Bruins Director of Player Personnel John Ferguson Jr. was expected to be out in Colorado scouting the Avalanche/Blackhawks game on Tuesday night, and perhaps getting a long look at players like Gabriel Landeskog, Matt Duchene and Tyson Barrie among others.

The expectation is that 24-year-old Landeskog is in the middle of these trade discussions, and that he would be one of the players targeted by a Bruins team that could use more size on the wing, and more players that can put the puck in the net. Certainly Landeskog has done that in his brief NHL career after being a No. 2 overall pick, and has four 20-goal seasons on his resume prior to a disappointing, injury-plagued current season in Colorado.

The word around the league was that talks fizzled between the Bruins and Avs previously when Joe Sakic asked about the availability of the Colorado Springs native Carlo, and those discussions hit the same crunching roadblock that Winnipeg did in discussions with Boston about Jacob Trouba.

Perhaps that has changed in the last 24 hours after Cam Neely and Don Sweeney watched their Bruins completely no-show against the worst team in the Eastern Conference, the New York Islanders, on Monday afternoon. Now one would expect that Bruins management is getting desperate feeling that a third “Did Not Qualify” for the Stanley Cup playoffs could be in their future if they don’t make a bold, swift move to shake up their dazed hockey club.

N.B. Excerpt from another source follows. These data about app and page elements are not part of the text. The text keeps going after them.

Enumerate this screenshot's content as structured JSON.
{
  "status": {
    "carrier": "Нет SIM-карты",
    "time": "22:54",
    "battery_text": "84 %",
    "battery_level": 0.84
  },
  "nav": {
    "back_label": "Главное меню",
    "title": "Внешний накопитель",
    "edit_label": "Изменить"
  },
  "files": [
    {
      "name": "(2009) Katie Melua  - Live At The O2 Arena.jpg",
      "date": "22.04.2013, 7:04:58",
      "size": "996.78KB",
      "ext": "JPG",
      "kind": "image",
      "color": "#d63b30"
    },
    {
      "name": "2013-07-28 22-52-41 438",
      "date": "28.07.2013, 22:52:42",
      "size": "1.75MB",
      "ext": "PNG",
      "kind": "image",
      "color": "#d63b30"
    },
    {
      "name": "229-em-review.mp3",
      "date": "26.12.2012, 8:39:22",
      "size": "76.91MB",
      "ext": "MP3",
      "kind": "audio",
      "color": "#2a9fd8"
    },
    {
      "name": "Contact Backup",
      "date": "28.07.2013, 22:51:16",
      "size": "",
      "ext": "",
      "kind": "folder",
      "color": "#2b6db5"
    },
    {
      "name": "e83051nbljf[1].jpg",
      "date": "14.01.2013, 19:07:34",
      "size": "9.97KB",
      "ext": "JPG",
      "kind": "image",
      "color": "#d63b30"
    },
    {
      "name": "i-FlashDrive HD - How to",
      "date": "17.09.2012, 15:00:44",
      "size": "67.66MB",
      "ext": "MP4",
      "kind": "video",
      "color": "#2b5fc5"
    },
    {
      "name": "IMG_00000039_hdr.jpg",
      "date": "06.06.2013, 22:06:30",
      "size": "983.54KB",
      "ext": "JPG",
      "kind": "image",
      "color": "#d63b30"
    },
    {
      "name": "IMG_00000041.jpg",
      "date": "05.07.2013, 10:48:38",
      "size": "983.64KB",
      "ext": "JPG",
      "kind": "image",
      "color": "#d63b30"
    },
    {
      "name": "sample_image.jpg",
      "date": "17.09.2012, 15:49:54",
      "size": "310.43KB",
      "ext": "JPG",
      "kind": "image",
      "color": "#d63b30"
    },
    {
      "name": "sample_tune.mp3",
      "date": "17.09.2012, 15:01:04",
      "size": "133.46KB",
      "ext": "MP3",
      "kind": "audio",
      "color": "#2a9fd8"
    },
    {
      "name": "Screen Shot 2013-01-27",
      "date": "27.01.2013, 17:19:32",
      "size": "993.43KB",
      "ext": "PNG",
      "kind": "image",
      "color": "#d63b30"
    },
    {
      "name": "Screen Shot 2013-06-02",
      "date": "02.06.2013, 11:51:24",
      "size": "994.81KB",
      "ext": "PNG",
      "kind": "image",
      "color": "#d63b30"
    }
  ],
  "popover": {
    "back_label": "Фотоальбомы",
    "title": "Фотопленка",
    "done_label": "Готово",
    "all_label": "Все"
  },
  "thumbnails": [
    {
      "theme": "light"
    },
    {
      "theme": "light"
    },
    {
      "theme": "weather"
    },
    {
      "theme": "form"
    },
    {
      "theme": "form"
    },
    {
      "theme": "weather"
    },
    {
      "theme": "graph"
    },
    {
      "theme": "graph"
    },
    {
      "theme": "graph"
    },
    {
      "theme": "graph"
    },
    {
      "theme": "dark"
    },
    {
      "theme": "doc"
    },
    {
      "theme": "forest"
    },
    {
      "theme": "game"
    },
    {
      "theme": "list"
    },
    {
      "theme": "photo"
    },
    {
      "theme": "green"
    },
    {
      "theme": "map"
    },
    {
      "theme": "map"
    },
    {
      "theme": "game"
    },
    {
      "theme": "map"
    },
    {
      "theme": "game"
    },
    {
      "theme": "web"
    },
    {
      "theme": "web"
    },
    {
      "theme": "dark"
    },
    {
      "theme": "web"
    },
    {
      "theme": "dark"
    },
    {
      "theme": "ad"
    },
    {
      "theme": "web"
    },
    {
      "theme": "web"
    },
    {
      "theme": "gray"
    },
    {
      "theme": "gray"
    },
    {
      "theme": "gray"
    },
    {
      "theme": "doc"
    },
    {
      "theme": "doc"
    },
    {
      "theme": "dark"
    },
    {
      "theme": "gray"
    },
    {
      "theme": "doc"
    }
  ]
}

But let’s not pull any punches here. The entire Bruins management group should be fired on the spot if they trade a 20-year-old, top pairing shutdown defenseman on an entry level contract like Carlo unless they are getting a bona fide superstar in return. Carlo, Charlie McAvoy and David Pastrnak should all be young, untouchable assets for a Bruins organization that is years away from legitimately holding a chance at a Stanley Cup.

Landeskog is not a bona fide superstar. He’s a good player that’s topped out at 26 goals and 65 points in the NHL, but he’s also the Captain on a horrendous, underachieving Avalanche team over the last three years.

If the price were right for Landeskog it would make all the sense in the world for the Bruins to deal him, but it’s a giant honking red flag that Colorado is looking to unload a player like him that’s signed for a reasonable $5.5 million price tag over the next four seasons. Teams don’t trade young players like that with term unless there’s more to the story, and that’s something the Bruins would do well to consider before giving up a player that could be a top-4 shutdown defenseman in Boston for the next 10 years.

Teams like the Bruins that are in reloading mode also shouldn’t be trading 20-year-old players for 24-year-old players that have already cashed in on their second contract. That’s exactly how the Bruins can get right back into salary cap trouble, and do it with a team that’s producing far less than the Peter Chiarelli groups that were at least still making the playoffs.  

Certainly the Bruins have other young D-men like Charlie McAvoy, Jakub Zboril and Jeremy Lauzon coming down the pipeline, but none of those defensemen are in the mold of a true shutdown D like the 6-foot-5 Carlo. With Zdeno Chara in the final few years of his career with the Black and Gold, the B’s are going to need Carlo to slide into that defensive stopper role given his size, strength, wing span and willingness to do the dirty work the D-zone.

That goes beyond the simple fact that rebuilding the back end with ALL of those young stud D-men is the best way to actually build the Bruins back up into a legitimate Eastern Conference power. 

It would be a giant mistake for the Bruins to ship away a player like Carlo with the hope Landeskog can put Boston over the hump for the playoffs this season, and perhaps ease some of the intense pressure currently weighing on Sweeney and Neely. That kind of desperate move smacks of doing it for all of the wrong reasons, and that’s one way to ensure that the Bruins will never escape the web of mediocrity that they’re currently caught in.